The most beautiful experience we can have is the mysterious. It is the fundamental emotion that stands at the cradle of true art and science. Whoever does not know it and can no longer wonder, no longer marvel, is as good as dead, and his eyes are dimmed.
Albert Einstein, “The World As I See It” (1931)
The greatest enterprise of the mind has always been and always will be the attempted linkage of the sciences and the humanities.
E.O. Wilson, Consilience (1998)
As an introduction to literature and the liberal arts, this course challenges the idea that there are two separate ways of knowing the world: the interpretive approach of the humanities and the positivist approach of the sciences. E.O. Wilson found a bridge between the two with the idea of consilience, a common ground in creative thinking, a will to discover, and an appreciation of the power and pliability of words and stories as a medium for describing reality. Carl Sagan described consilience as a dance, with each kind of knowledge taking its turn leading the other. Scientific discoveries and technological innovations give rise to new paradigms in literature, while the literary imagination inspires new scientific inquiries. Einstein thought that art and science came together in a shared sense of wonder in confronting the mysterious. We will survey literature that searches out mysteries in the living world and in technology, looking at the ways that literature imagines life in its many forms and metamorphoses, and technology with its many threats and promises. We will consider the relation between myth and science, evolution and mutation in literature, narratives of environmental crisis, the imaginary ecologies of science fiction, the collective life in social media, and future paths of artificial intelligence and other forms of posthuman life.
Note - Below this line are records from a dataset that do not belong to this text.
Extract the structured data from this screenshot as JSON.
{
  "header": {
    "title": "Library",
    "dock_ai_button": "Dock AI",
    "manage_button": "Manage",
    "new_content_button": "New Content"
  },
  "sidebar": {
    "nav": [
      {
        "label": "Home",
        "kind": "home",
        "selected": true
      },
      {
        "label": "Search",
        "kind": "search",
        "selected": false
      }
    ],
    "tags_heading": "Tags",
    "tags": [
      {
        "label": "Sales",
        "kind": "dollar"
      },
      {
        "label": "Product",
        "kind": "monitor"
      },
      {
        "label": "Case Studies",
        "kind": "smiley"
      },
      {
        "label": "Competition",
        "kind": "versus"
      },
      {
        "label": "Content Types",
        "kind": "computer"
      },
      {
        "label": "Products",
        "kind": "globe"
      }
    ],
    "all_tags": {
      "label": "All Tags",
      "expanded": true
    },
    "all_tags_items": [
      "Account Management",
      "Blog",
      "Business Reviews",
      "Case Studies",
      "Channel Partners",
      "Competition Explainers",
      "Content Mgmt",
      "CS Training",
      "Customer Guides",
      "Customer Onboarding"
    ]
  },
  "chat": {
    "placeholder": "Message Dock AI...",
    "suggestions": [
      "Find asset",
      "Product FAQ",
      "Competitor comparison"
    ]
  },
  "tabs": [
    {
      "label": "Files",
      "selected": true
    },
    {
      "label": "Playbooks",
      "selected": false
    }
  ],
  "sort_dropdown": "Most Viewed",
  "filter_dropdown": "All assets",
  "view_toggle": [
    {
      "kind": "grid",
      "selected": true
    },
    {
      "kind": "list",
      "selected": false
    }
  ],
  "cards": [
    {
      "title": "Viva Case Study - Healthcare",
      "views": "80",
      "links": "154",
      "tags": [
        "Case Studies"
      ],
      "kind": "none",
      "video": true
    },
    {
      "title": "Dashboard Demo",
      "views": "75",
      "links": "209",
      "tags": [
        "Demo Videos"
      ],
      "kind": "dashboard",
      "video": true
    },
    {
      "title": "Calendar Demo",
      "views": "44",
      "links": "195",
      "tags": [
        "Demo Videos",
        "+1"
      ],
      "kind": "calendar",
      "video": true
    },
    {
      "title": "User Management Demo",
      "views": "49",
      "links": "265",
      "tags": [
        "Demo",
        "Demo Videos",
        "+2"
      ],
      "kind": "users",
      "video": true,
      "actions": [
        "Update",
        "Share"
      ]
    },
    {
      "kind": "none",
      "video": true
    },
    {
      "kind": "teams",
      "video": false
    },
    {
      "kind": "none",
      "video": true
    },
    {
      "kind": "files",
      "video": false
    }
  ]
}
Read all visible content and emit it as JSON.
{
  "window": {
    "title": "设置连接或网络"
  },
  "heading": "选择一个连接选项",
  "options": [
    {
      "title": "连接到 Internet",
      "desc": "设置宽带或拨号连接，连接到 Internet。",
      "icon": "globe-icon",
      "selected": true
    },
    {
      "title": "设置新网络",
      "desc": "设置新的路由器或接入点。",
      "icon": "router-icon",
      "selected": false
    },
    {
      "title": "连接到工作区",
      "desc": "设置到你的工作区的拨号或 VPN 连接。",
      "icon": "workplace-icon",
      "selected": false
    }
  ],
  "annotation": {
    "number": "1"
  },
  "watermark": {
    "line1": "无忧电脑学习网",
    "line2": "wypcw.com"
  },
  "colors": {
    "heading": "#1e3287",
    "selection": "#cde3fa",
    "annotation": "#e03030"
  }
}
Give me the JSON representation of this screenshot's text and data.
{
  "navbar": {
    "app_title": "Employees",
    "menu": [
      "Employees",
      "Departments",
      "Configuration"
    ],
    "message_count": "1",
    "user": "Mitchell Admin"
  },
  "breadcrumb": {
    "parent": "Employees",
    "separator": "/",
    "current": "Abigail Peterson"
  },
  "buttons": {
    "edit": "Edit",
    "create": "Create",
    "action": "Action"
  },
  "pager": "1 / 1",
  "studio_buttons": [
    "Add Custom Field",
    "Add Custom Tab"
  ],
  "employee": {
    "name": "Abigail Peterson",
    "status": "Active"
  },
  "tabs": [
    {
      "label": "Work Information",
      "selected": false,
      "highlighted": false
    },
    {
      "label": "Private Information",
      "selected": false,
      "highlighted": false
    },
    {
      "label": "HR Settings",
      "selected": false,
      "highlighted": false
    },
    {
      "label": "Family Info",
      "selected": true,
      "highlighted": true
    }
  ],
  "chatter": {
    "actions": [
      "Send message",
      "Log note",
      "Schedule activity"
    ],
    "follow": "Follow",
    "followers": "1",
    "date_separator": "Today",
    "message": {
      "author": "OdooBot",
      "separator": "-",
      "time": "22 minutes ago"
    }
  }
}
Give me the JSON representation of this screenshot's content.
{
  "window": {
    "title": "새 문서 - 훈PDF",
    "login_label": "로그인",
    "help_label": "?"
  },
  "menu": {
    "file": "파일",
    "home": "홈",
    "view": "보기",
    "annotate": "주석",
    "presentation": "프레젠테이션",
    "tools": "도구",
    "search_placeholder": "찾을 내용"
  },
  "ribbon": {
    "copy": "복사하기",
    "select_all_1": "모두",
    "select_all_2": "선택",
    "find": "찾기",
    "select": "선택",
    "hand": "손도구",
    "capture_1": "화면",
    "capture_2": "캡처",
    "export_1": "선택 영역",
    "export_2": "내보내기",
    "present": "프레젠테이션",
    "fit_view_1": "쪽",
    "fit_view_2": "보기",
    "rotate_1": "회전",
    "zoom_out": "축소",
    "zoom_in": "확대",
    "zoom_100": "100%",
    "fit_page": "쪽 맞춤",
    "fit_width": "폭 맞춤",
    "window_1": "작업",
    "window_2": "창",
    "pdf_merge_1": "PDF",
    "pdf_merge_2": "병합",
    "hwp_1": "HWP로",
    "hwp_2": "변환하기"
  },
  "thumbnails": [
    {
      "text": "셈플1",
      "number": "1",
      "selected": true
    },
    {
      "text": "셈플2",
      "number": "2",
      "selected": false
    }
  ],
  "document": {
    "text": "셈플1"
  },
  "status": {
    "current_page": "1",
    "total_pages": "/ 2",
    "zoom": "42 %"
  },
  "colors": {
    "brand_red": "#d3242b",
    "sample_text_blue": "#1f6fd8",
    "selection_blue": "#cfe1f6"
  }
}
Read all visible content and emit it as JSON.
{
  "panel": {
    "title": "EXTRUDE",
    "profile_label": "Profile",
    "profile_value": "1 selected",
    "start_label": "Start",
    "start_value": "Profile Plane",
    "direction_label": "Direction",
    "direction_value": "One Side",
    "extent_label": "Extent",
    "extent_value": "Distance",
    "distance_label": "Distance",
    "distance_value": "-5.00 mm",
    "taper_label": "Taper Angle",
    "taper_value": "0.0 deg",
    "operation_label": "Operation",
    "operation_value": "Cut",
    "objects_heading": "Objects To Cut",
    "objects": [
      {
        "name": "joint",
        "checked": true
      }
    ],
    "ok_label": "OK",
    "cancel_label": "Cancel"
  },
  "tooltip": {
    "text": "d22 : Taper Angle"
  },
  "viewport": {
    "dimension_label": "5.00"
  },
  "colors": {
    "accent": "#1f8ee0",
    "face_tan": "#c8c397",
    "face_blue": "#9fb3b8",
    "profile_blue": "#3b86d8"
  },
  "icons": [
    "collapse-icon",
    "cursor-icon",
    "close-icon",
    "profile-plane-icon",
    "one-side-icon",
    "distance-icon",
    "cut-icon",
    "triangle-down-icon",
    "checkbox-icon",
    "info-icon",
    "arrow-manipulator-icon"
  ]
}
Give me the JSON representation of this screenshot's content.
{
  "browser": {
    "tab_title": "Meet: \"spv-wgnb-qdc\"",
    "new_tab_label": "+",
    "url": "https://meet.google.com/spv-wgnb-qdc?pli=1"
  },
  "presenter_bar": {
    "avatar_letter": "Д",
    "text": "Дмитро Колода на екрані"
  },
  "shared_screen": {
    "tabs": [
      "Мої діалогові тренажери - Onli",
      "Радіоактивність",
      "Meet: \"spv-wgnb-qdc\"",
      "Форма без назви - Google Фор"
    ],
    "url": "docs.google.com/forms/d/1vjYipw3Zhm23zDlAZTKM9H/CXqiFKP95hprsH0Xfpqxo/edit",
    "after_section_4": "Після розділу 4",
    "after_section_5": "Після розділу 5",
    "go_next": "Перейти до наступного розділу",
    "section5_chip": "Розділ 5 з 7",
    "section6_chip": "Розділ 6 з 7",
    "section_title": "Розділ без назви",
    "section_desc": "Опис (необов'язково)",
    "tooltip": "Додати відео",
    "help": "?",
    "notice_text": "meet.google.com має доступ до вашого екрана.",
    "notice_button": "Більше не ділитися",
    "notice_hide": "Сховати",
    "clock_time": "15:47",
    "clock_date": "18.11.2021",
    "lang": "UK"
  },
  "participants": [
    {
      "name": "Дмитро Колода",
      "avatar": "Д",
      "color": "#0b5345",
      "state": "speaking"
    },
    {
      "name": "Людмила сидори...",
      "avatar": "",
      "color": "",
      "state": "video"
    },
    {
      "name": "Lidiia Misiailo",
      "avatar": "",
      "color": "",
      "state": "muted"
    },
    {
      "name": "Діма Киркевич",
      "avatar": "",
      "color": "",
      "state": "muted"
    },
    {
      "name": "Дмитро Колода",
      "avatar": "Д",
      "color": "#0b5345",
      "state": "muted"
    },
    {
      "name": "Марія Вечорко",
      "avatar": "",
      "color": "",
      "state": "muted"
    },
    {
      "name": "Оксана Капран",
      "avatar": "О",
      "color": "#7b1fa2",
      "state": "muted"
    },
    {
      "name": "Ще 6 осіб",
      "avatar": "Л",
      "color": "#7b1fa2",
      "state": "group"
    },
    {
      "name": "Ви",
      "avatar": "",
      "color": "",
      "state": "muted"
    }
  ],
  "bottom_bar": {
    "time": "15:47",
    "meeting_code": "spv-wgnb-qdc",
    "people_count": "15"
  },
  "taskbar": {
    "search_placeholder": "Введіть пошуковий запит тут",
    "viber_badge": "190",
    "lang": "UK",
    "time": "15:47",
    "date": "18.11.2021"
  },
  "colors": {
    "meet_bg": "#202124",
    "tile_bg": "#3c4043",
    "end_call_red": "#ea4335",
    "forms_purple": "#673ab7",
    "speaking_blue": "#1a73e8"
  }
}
In the end, we will think of literature as a path to the wonder that Einstein valued as essentially human.
Brown, Harry, "ENG 191A Science, Nature, Technology Brown Fall 2023" (2023). Course Syllabi. 13, Scholarly and Creative Work from DePauw University.